I understand the temptation to methodically, if not a bit neurotically, follow a recipe. When I first began cooking, recipes were the only way that I could get good results (and even those attempts didn’t always turn out). After a while, however, I got a feel for how to season and how to taste. For me, cooking is about being flexible and attentive – not about precision. I love that I have the freedom to choose exactly what ingredients and flavors to use. Not only is this my main creative outlet, but it’s a nice feeling knowing that I have full power over my meals. Must be some sort of control thing.
My usual method when trying out new recipes/techniques is as follows: idea pops into head. Become obsessed with idea. Go through at least two pages of Google reading up on other people’s methods for idea. Formulate my own hodgepodge method based on my tastes and preferences. Attempt idea. Modify idea. Write down everything.

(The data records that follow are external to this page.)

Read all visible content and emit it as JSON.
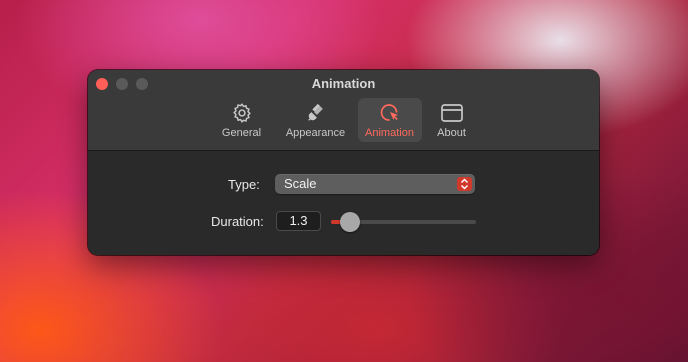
{
  "window": {
    "title": "Animation"
  },
  "toolbar": {
    "tabs": [
      {
        "label": "General",
        "icon": "gear-icon",
        "active": false
      },
      {
        "label": "Appearance",
        "icon": "paintbrush-icon",
        "active": false
      },
      {
        "label": "Animation",
        "icon": "cursor-click-icon",
        "active": true
      },
      {
        "label": "About",
        "icon": "window-icon",
        "active": false
      }
    ]
  },
  "form": {
    "type_label": "Type:",
    "type_value": "Scale",
    "duration_label": "Duration:",
    "duration_value": "1.3",
    "duration_slider_fraction": 0.13
  },
  "colors": {
    "accent": "#ff6a5c",
    "accent_dark": "#d0392b",
    "close_button": "#ff5f57"
  }
}
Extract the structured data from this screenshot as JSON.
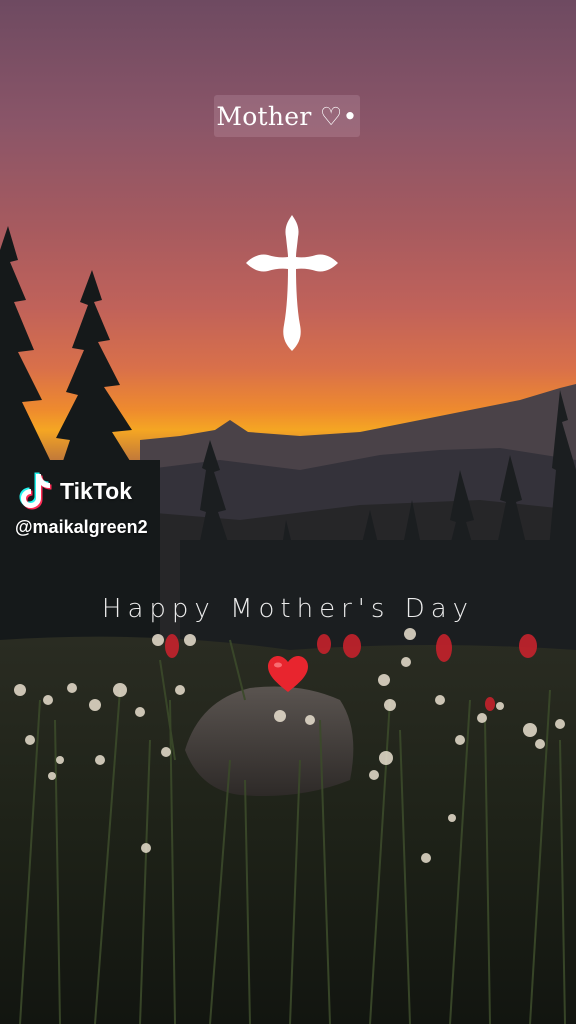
{
  "overlay": {
    "title": "Mother ♡•",
    "caption": "Happy Mother's Day"
  },
  "watermark": {
    "brand": "TikTok",
    "handle": "@maikalgreen2"
  },
  "icons": {
    "cross": "cross-icon",
    "heart": "heart-icon",
    "tiktok": "tiktok-logo-icon"
  },
  "colors": {
    "heart": "#e8252e",
    "sunset_glow": "#f5a623",
    "tiktok_cyan": "#25f4ee",
    "tiktok_red": "#fe2c55"
  }
}
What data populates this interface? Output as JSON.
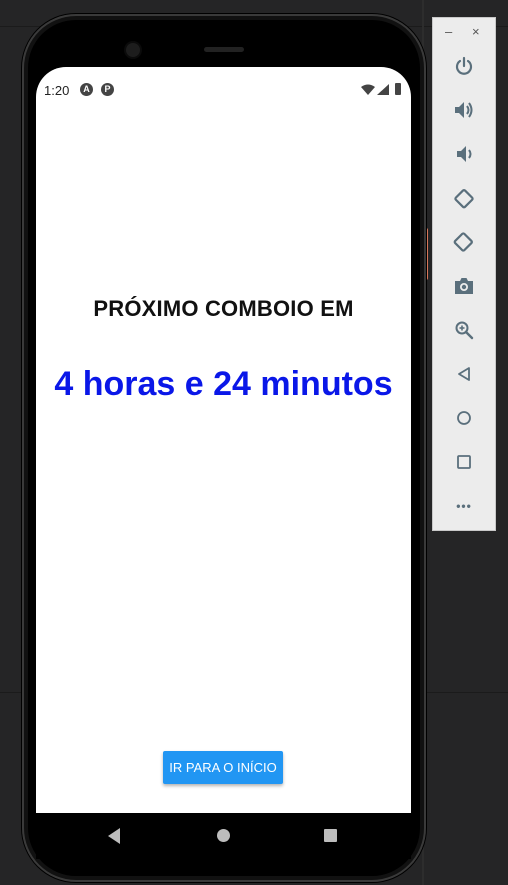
{
  "status_bar": {
    "time": "1:20",
    "icon_a": "A",
    "icon_b": "P"
  },
  "app": {
    "heading": "PRÓXIMO COMBOIO EM",
    "countdown": "4 horas e 24 minutos",
    "home_button_label": "IR PARA O INÍCIO"
  },
  "emulator_toolbar": {
    "minimize_label": "–",
    "close_label": "×",
    "more_label": "•••",
    "buttons": [
      {
        "name": "power",
        "icon": "power-icon"
      },
      {
        "name": "volume-up",
        "icon": "volume-up-icon"
      },
      {
        "name": "volume-down",
        "icon": "volume-down-icon"
      },
      {
        "name": "rotate-left",
        "icon": "rotate-left-icon"
      },
      {
        "name": "rotate-right",
        "icon": "rotate-right-icon"
      },
      {
        "name": "screenshot",
        "icon": "camera-icon"
      },
      {
        "name": "zoom",
        "icon": "zoom-icon"
      },
      {
        "name": "back",
        "icon": "back-icon"
      },
      {
        "name": "home",
        "icon": "home-icon"
      },
      {
        "name": "overview",
        "icon": "overview-icon"
      },
      {
        "name": "more",
        "icon": "more-icon"
      }
    ]
  },
  "colors": {
    "countdown": "#0a17e8",
    "button": "#2196f3",
    "icon": "#5a6f7c"
  }
}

Rarely do I measure when I’m developing recipes, and I think that’s because I find strict measurements confining.
What a joy it was to find, then, that curing salmon was basically my culinary philosophy condensed into one terribly easy and modifiable “recipe.” I’m not sure whether to label this lox, or gravlax due to my addition of dill. I’m tempted to call it salmon with whatever the hell you want, because other than salt and sugar, you can really use whatever the hell you want. I added lime zest because salmon + citrus = heaven, but can you imagine how good this would be with sweeter orange zest? The black peppercorns make it a little spicy, and the dill gives the salmon that sweet, kind of bitter “umph” you sometimes need in life. My salt-sugar ratio is a good starting point for a fairly one-note saltiness, but if you like your lox sweeter, go ahead and up the sugar to ¼ cup.
I’m rambling. Here’s my rough recipe for cured salmon. Modify it to your heart’s whim, you creative person, you.
Homemade Lox (Cured Salmon)
1 ½ lb. salmon filet
¼ cup kosher salt
3 tablespoon sugar
1 cup minced fresh dill
Zest of one lime
1 tablespoon crushed black peppercorns
Sprinkle both sides of the salmon with the salt, sugar, dill, zest, and peppercorns on both sides in a non-reactive container (e.g. glass, plastic, ceramic). Try to coat each side evenly. Cover with plastic wrap, and refrigerate.
Cure for 24-36 hours, depending on how salty you’d like it. Rinse or soak briefly in water and then dry on paper towel. Cut the gravlax into very thin slices and serve as part of a killer breakfast spread. You can make sandwiches with bagels and cream cheese, add to scrambled eggs, benedict it, or if you’re feeling it, just eat it as is.